Friday, June 24, 2011

Healthcare in the cloud

Michael Koploy has a really nice blog article where he uses the HHS breach notification data to see if there really is a security/privacy problem in Healthcare with using 'the cloud'. His analysis is that the data doesn't prove significant security/privacy problem with the cloud, and might actually say that the cloud is a good place for Healthcare.

In the space of, low hanging fruit, there are far more security/privacy problems with simple theft of highly portable devices. I suspect, and have said the same in past analysis of the HHS breach notification data, that these thefts are simple thefts for pawn purposes. I suspect that the theft has very little to do with the data and everything to do with a cool piece of technology that is worth money.
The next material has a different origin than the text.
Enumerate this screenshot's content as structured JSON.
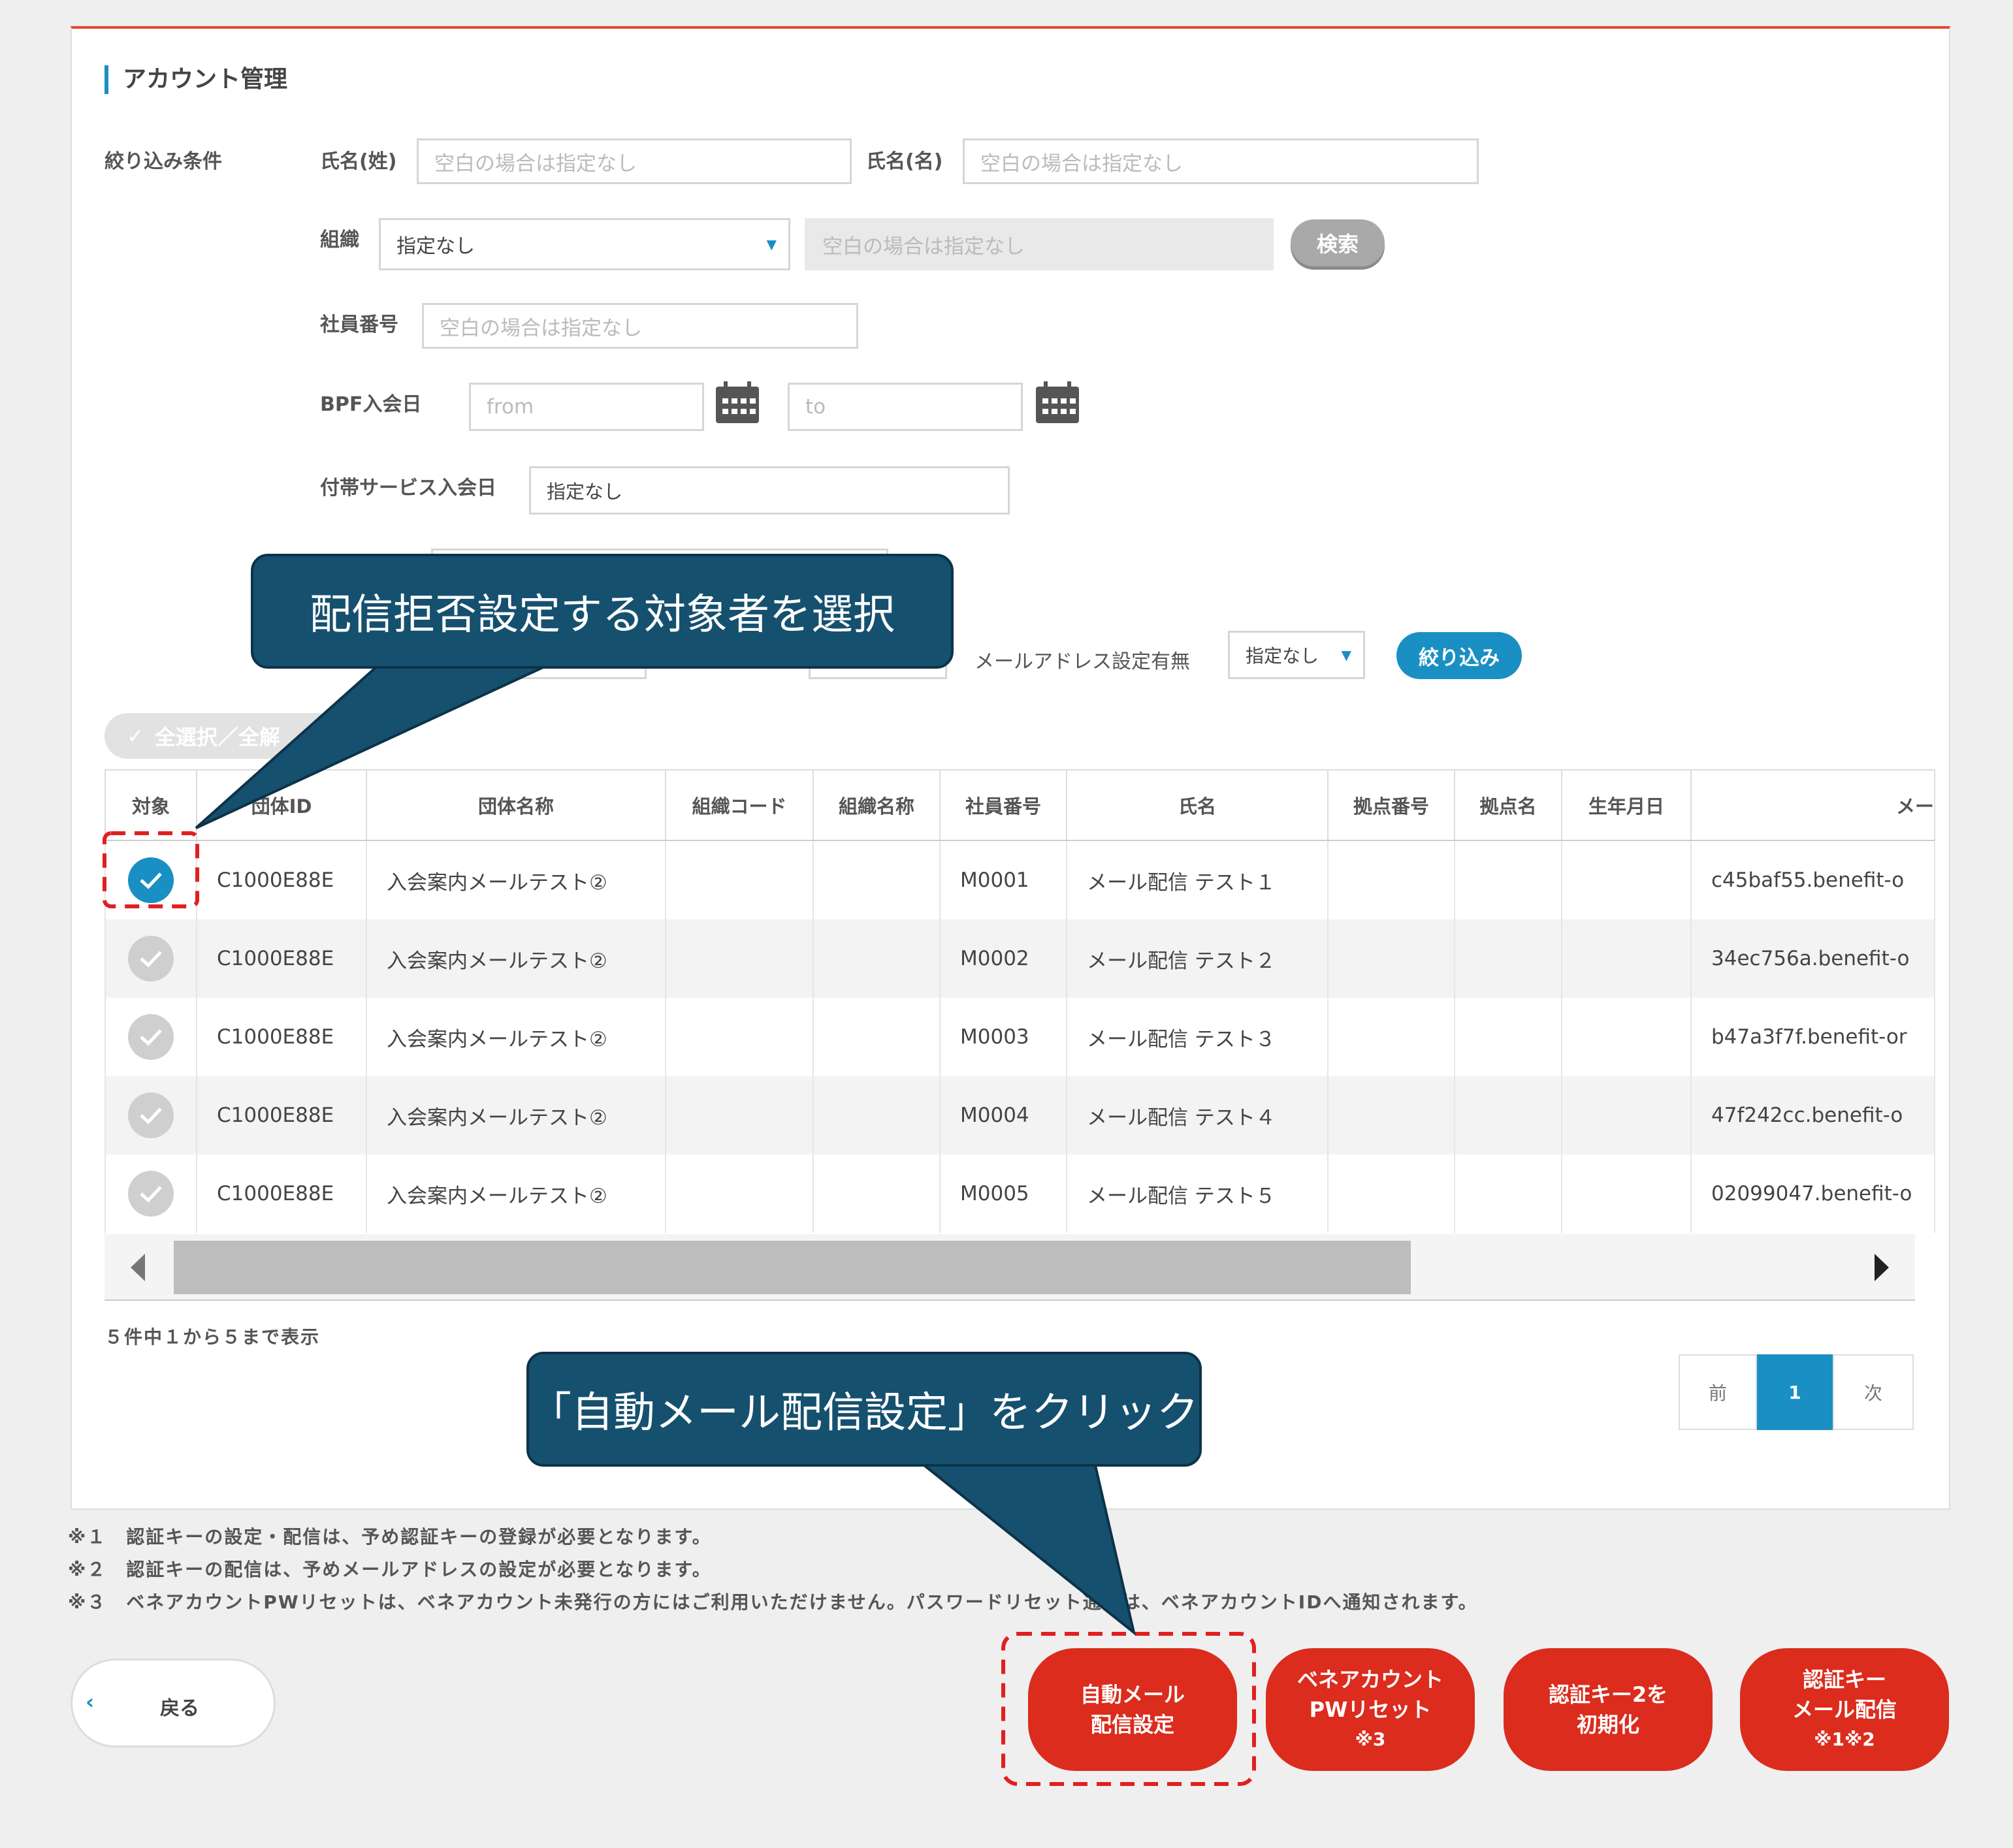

A factor that is simply going to grow with the increase of use of these cool pieces of technology, like the iPad.
Unfortunately the latest security/privacy problems in the internet space (e.g. Sony, RSA, Honda, etc) where cloud services were hacked and the data (e.g. names, email addresses, birth date) were exposed. These cases get people very concerned about the 'cloud'. I think that they should be concerned, but then as Michael points out they should likely be more concerned about those cool pieces of technology that Doctors like to carry around with them.
Much of the concern is simply FUD (Fear, Uncertainty, and Doubt). People see what is happening elsewhere and multiplying that Fear by many factors because the EHR in the cloud would be far more detailed. However I don’t think they really assess just how poorly EHR protection would be in a small-doctor office that has no IT support. Far better to put the task of security in the hands of an expert. Still doesn't automatically make it safe, but that is where sharing best practices like NIST 800-146 Cloud Computing Synopsis and Recommendations

NIST 800-146 does a really good job of outlining not just the technology, but also the operational and policy issues.  They have touched on issues I had never thought of. They do a really good job of explaining responsibilities between the cloud subscriber and the cloud provider. I highly recommend that people use this guide. 

1 comment:

  1. Agreed.

    Much like these findings, based on *USB devices scattered in parking lots*,

    ...the shortest path to failure is always going to be the human factor. Doesn't mean that security is not a valid concern in other realms, but, well, those Furbies and laptop-thieves are going to get you every time!